#### Exercise description:
Reproduce the entries verbatim; no pictures.

━━━ Extracted data

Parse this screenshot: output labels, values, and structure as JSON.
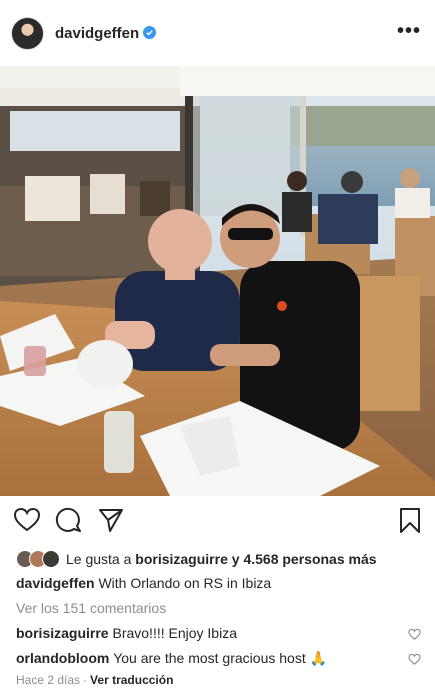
{
  "post": {
    "username": "davidgeffen",
    "more_icon": "more-horizontal-icon",
    "liked_by_prefix": "Le gusta a",
    "liked_by_user": "borisizaguirre",
    "liked_by_suffix": "y 4.568 personas más",
    "caption_user": "davidgeffen",
    "caption_text": "With Orlando on RS in Ibiza",
    "view_comments": "Ver los 151 comentarios",
    "comments": [
      {
        "user": "borisizaguirre",
        "text": "Bravo!!!! Enjoy Ibiza"
      },
      {
        "user": "orlandobloom",
        "text": "You are the most gracious host 🙏"
      }
    ],
    "time_ago": "Hace 2 días",
    "separator": "·",
    "translate": "Ver traducción"
  },
  "colors": {
    "text": "#262626",
    "secondary": "#8e8e8e",
    "verified": "#3897f0"
  }
}
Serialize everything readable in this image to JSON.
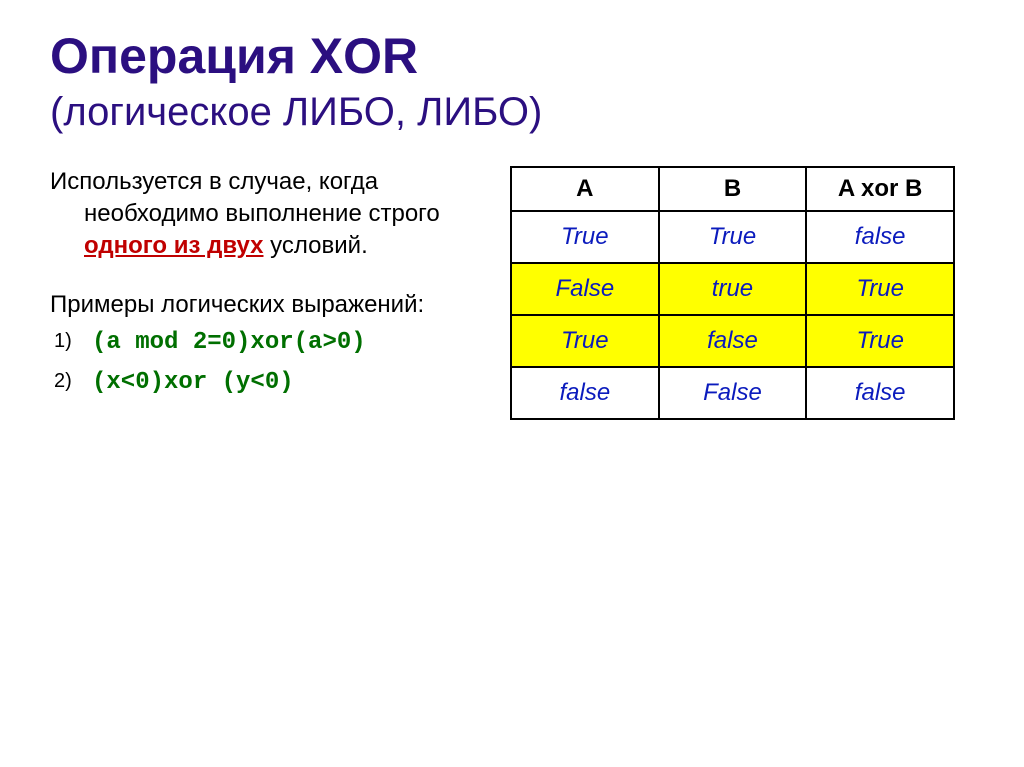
{
  "title": {
    "main": "Операция  XOR",
    "sub": "(логическое ЛИБО, ЛИБО)"
  },
  "intro": {
    "lead": "Используется в случае, когда необходимо выполнение строго  ",
    "accent": "одного из двух",
    "tail": " условий."
  },
  "examples_label": "Примеры логических выражений:",
  "examples": [
    "(a mod 2=0)xor(a>0)",
    "(x<0)xor (y<0)"
  ],
  "table": {
    "headers": [
      "A",
      "B",
      "A xor B"
    ],
    "rows": [
      {
        "cells": [
          "True",
          "True",
          "false"
        ],
        "highlight": false
      },
      {
        "cells": [
          "False",
          "true",
          "True"
        ],
        "highlight": true
      },
      {
        "cells": [
          "True",
          "false",
          "True"
        ],
        "highlight": true
      },
      {
        "cells": [
          "false",
          "False",
          "false"
        ],
        "highlight": false
      }
    ]
  }
}
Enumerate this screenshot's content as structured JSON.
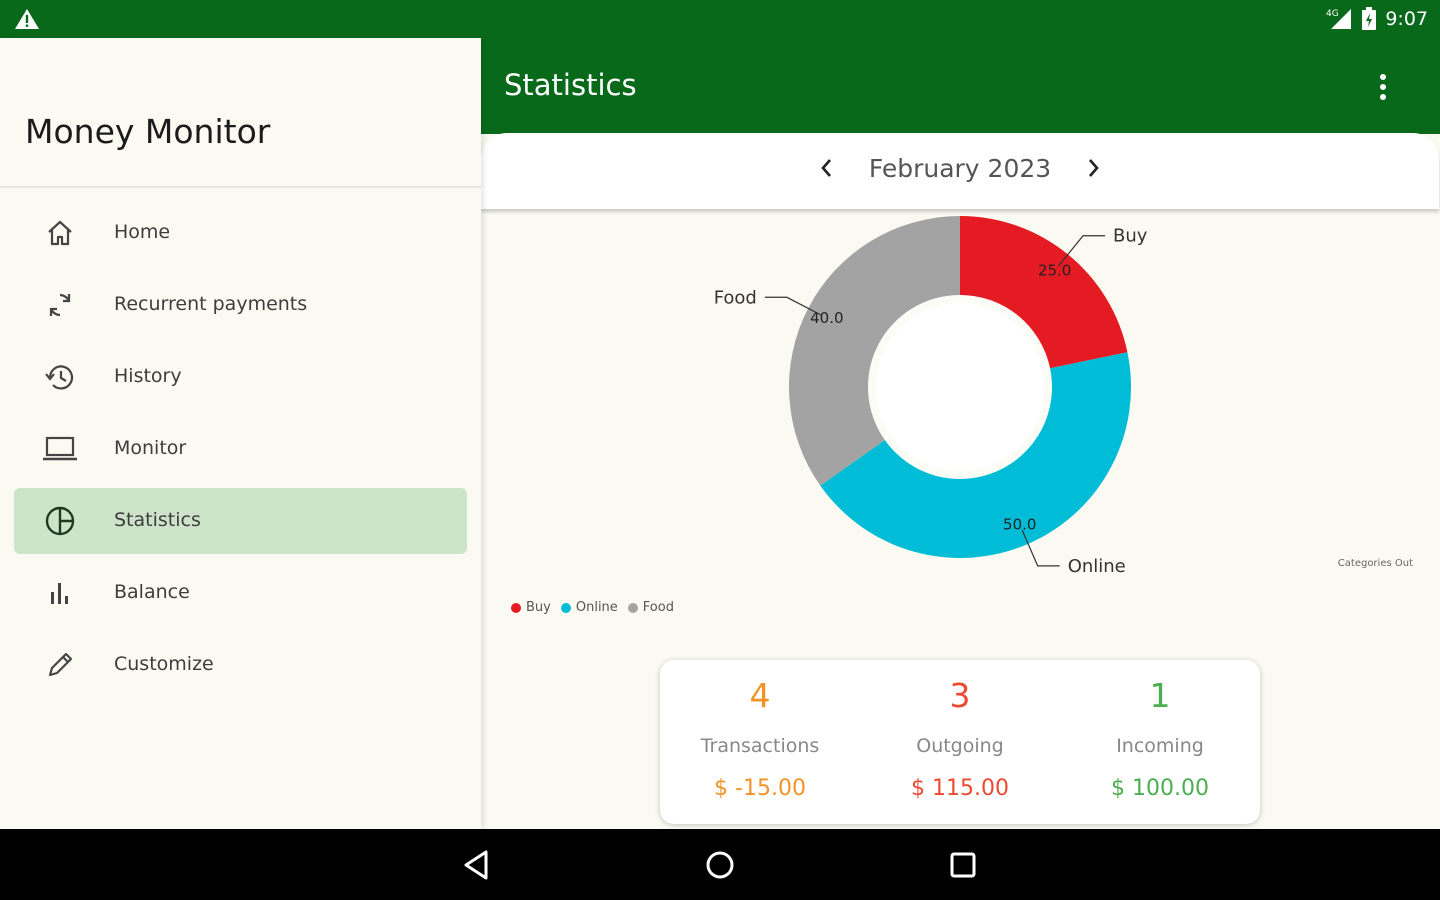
{
  "status_bar": {
    "time": "9:07",
    "network": "4G",
    "icons": [
      "warning-icon",
      "signal-icon",
      "battery-icon"
    ]
  },
  "drawer": {
    "title": "Money Monitor",
    "items": [
      {
        "label": "Home",
        "icon": "home-icon"
      },
      {
        "label": "Recurrent payments",
        "icon": "refresh-icon"
      },
      {
        "label": "History",
        "icon": "history-icon"
      },
      {
        "label": "Monitor",
        "icon": "laptop-icon"
      },
      {
        "label": "Statistics",
        "icon": "pie-chart-icon",
        "active": true
      },
      {
        "label": "Balance",
        "icon": "bar-chart-icon"
      },
      {
        "label": "Customize",
        "icon": "pencil-icon"
      }
    ]
  },
  "appbar": {
    "title": "Statistics",
    "menu_icon": "more-vert-icon"
  },
  "month_selector": {
    "label": "February 2023"
  },
  "chart_data": {
    "type": "pie",
    "categories": [
      "Buy",
      "Online",
      "Food"
    ],
    "values": [
      25.0,
      50.0,
      40.0
    ],
    "value_labels": [
      "25.0",
      "50.0",
      "40.0"
    ],
    "colors": [
      "#e51b23",
      "#00bcd6",
      "#a3a3a3"
    ],
    "description": "Categories Out",
    "legend": "bottom-left",
    "donut": true
  },
  "summary": [
    {
      "count": "4",
      "label": "Transactions",
      "amount": "$ -15.00",
      "color": "#f39327"
    },
    {
      "count": "3",
      "label": "Outgoing",
      "amount": "$ 115.00",
      "color": "#ee4a31"
    },
    {
      "count": "1",
      "label": "Incoming",
      "amount": "$ 100.00",
      "color": "#4cae4f"
    }
  ],
  "nav_bar": {
    "icons": [
      "back-icon",
      "home-circle-icon",
      "recents-icon"
    ]
  },
  "colors": {
    "primary": "#08691b",
    "drawer_active": "#cde4cb",
    "background": "#fafaf3"
  }
}
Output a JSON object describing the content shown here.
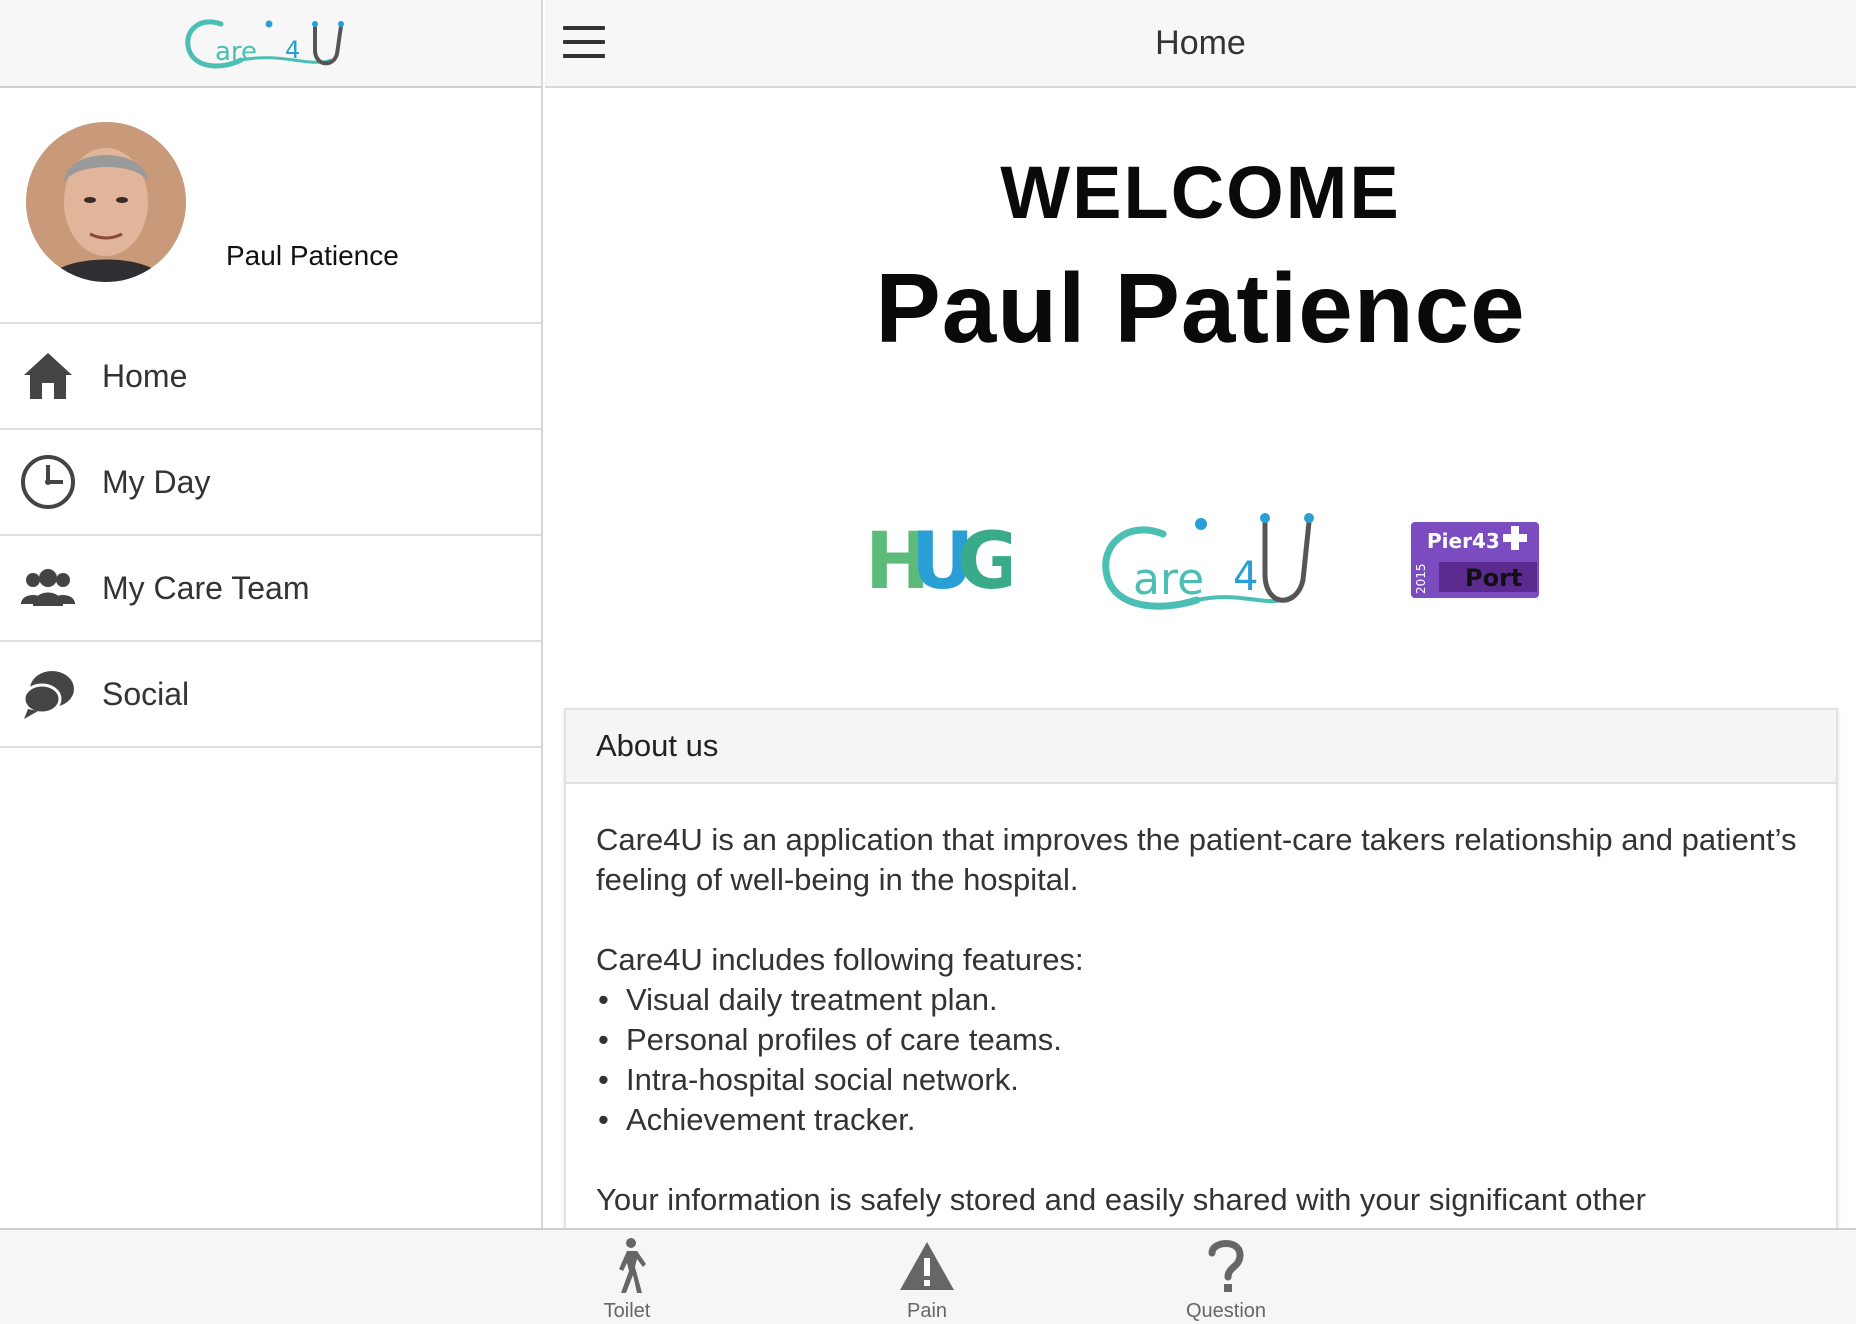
{
  "app": {
    "brand": "Care4U"
  },
  "sidebar": {
    "profile": {
      "name": "Paul Patience"
    },
    "items": [
      {
        "label": "Home",
        "icon": "home-icon"
      },
      {
        "label": "My Day",
        "icon": "clock-icon"
      },
      {
        "label": "My Care Team",
        "icon": "team-icon"
      },
      {
        "label": "Social",
        "icon": "chat-icon"
      }
    ]
  },
  "header": {
    "title": "Home"
  },
  "welcome": {
    "line1": "WELCOME",
    "line2": "Paul Patience"
  },
  "logos": [
    {
      "name": "HUG",
      "text": "HUG"
    },
    {
      "name": "Care4U",
      "text": "Care4U"
    },
    {
      "name": "Pier43 Port",
      "text": "Pier43 Port",
      "year": "2015"
    }
  ],
  "about": {
    "title": "About us",
    "intro": "Care4U is an application that improves the patient-care takers relationship and patient’s feeling of well-being in the hospital.",
    "features_intro": "Care4U includes following features:",
    "features": [
      "Visual daily treatment plan.",
      "Personal profiles of care teams.",
      "Intra-hospital social network.",
      "Achievement tracker."
    ],
    "storage": "Your information is safely stored and easily shared with your significant other"
  },
  "tabbar": {
    "items": [
      {
        "label": "Toilet",
        "icon": "walking-person-icon"
      },
      {
        "label": "Pain",
        "icon": "warning-icon"
      },
      {
        "label": "Question",
        "icon": "question-icon"
      }
    ]
  },
  "colors": {
    "brand_teal": "#4bbfb3",
    "brand_blue": "#2a9fd6",
    "hug_green": "#5dbb7a",
    "pier43_purple": "#7a4cc0",
    "icon_gray": "#444444"
  }
}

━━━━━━

#### Solution to the problem:
Parse this screenshot: output labels, values, and structure as JSON.
{
  "post": {
    "username": "davidgeffen",
    "more_icon": "more-horizontal-icon",
    "liked_by_prefix": "Le gusta a",
    "liked_by_user": "borisizaguirre",
    "liked_by_suffix": "y 4.568 personas más",
    "caption_user": "davidgeffen",
    "caption_text": "With Orlando on RS in Ibiza",
    "view_comments": "Ver los 151 comentarios",
    "comments": [
      {
        "user": "borisizaguirre",
        "text": "Bravo!!!! Enjoy Ibiza"
      },
      {
        "user": "orlandobloom",
        "text": "You are the most gracious host 🙏"
      }
    ],
    "time_ago": "Hace 2 días",
    "separator": "·",
    "translate": "Ver traducción"
  },
  "colors": {
    "text": "#262626",
    "secondary": "#8e8e8e",
    "verified": "#3897f0"
  }
}
Serialize everything readable in this image to JSON.
{
  "title": {
    "main": "Операция  XOR",
    "sub": "(логическое ЛИБО, ЛИБО)"
  },
  "intro": {
    "lead": "Используется в случае, когда необходимо выполнение строго  ",
    "accent": "одного из двух",
    "tail": " условий."
  },
  "examples_label": "Примеры логических выражений:",
  "examples": [
    "(a mod 2=0)xor(a>0)",
    "(x<0)xor (y<0)"
  ],
  "table": {
    "headers": [
      "A",
      "B",
      "A xor B"
    ],
    "rows": [
      {
        "cells": [
          "True",
          "True",
          "false"
        ],
        "highlight": false
      },
      {
        "cells": [
          "False",
          "true",
          "True"
        ],
        "highlight": true
      },
      {
        "cells": [
          "True",
          "false",
          "True"
        ],
        "highlight": true
      },
      {
        "cells": [
          "false",
          "False",
          "false"
        ],
        "highlight": false
      }
    ]
  }
}
Enumerate this screenshot's content as structured JSON.
{
  "status_bar": {
    "time": "9:07",
    "network": "4G",
    "icons": [
      "warning-icon",
      "signal-icon",
      "battery-icon"
    ]
  },
  "drawer": {
    "title": "Money Monitor",
    "items": [
      {
        "label": "Home",
        "icon": "home-icon"
      },
      {
        "label": "Recurrent payments",
        "icon": "refresh-icon"
      },
      {
        "label": "History",
        "icon": "history-icon"
      },
      {
        "label": "Monitor",
        "icon": "laptop-icon"
      },
      {
        "label": "Statistics",
        "icon": "pie-chart-icon",
        "active": true
      },
      {
        "label": "Balance",
        "icon": "bar-chart-icon"
      },
      {
        "label": "Customize",
        "icon": "pencil-icon"
      }
    ]
  },
  "appbar": {
    "title": "Statistics",
    "menu_icon": "more-vert-icon"
  },
  "month_selector": {
    "label": "February 2023"
  },
  "chart_data": {
    "type": "pie",
    "categories": [
      "Buy",
      "Online",
      "Food"
    ],
    "values": [
      25.0,
      50.0,
      40.0
    ],
    "value_labels": [
      "25.0",
      "50.0",
      "40.0"
    ],
    "colors": [
      "#e51b23",
      "#00bcd6",
      "#a3a3a3"
    ],
    "description": "Categories Out",
    "legend": "bottom-left",
    "donut": true
  },
  "summary": [
    {
      "count": "4",
      "label": "Transactions",
      "amount": "$ -15.00",
      "color": "#f39327"
    },
    {
      "count": "3",
      "label": "Outgoing",
      "amount": "$ 115.00",
      "color": "#ee4a31"
    },
    {
      "count": "1",
      "label": "Incoming",
      "amount": "$ 100.00",
      "color": "#4cae4f"
    }
  ],
  "nav_bar": {
    "icons": [
      "back-icon",
      "home-circle-icon",
      "recents-icon"
    ]
  },
  "colors": {
    "primary": "#08691b",
    "drawer_active": "#cde4cb",
    "background": "#fafaf3"
  }
}
Output a JSON object describing the content shown here.
{
  "app": {
    "brand": "Care4U"
  },
  "sidebar": {
    "profile": {
      "name": "Paul Patience"
    },
    "items": [
      {
        "label": "Home",
        "icon": "home-icon"
      },
      {
        "label": "My Day",
        "icon": "clock-icon"
      },
      {
        "label": "My Care Team",
        "icon": "team-icon"
      },
      {
        "label": "Social",
        "icon": "chat-icon"
      }
    ]
  },
  "header": {
    "title": "Home"
  },
  "welcome": {
    "line1": "WELCOME",
    "line2": "Paul Patience"
  },
  "logos": [
    {
      "name": "HUG",
      "text": "HUG"
    },
    {
      "name": "Care4U",
      "text": "Care4U"
    },
    {
      "name": "Pier43 Port",
      "text": "Pier43 Port",
      "year": "2015"
    }
  ],
  "about": {
    "title": "About us",
    "intro": "Care4U is an application that improves the patient-care takers relationship and patient’s feeling of well-being in the hospital.",
    "features_intro": "Care4U includes following features:",
    "features": [
      "Visual daily treatment plan.",
      "Personal profiles of care teams.",
      "Intra-hospital social network.",
      "Achievement tracker."
    ],
    "storage": "Your information is safely stored and easily shared with your significant other"
  },
  "tabbar": {
    "items": [
      {
        "label": "Toilet",
        "icon": "walking-person-icon"
      },
      {
        "label": "Pain",
        "icon": "warning-icon"
      },
      {
        "label": "Question",
        "icon": "question-icon"
      }
    ]
  },
  "colors": {
    "brand_teal": "#4bbfb3",
    "brand_blue": "#2a9fd6",
    "hug_green": "#5dbb7a",
    "pier43_purple": "#7a4cc0",
    "icon_gray": "#444444"
  }
}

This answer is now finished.